[Exercise instructions]:
Line filter on the word "project": copy each matching line from the entries.

[Data for the task]:
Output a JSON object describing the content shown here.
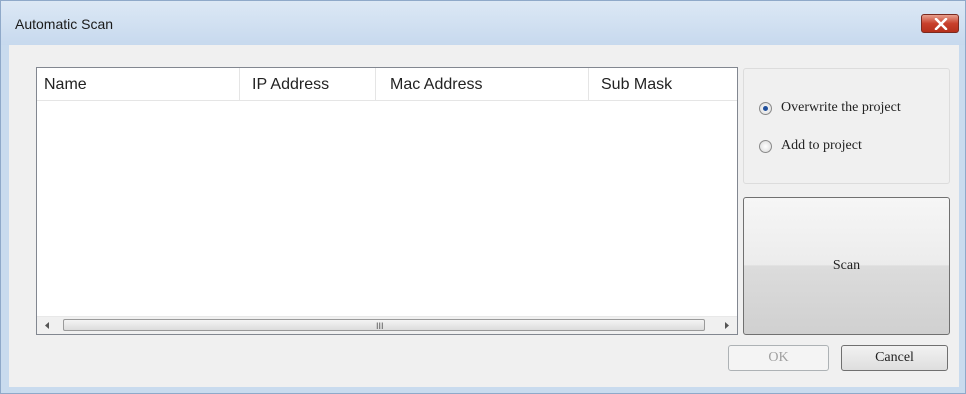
{
  "window": {
    "title": "Automatic Scan"
  },
  "list": {
    "columns": [
      "Name",
      "IP Address",
      "Mac Address",
      "Sub Mask"
    ],
    "rows": [],
    "scrollbar_grip": "III"
  },
  "options": {
    "items": [
      {
        "label": "Overwrite the project",
        "selected": true
      },
      {
        "label": "Add to project",
        "selected": false
      }
    ]
  },
  "buttons": {
    "scan": "Scan",
    "ok": "OK",
    "cancel": "Cancel"
  },
  "icons": {
    "close": "close-icon",
    "scroll_left": "arrow-left-icon",
    "scroll_right": "arrow-right-icon"
  },
  "colors": {
    "close_button": "#c8402c",
    "title_bar": "#c7d9ee",
    "radio_dot": "#1f4f9c"
  }
}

[Completed task]:
        "label": "Overwrite the project",
        "label": "Add to project",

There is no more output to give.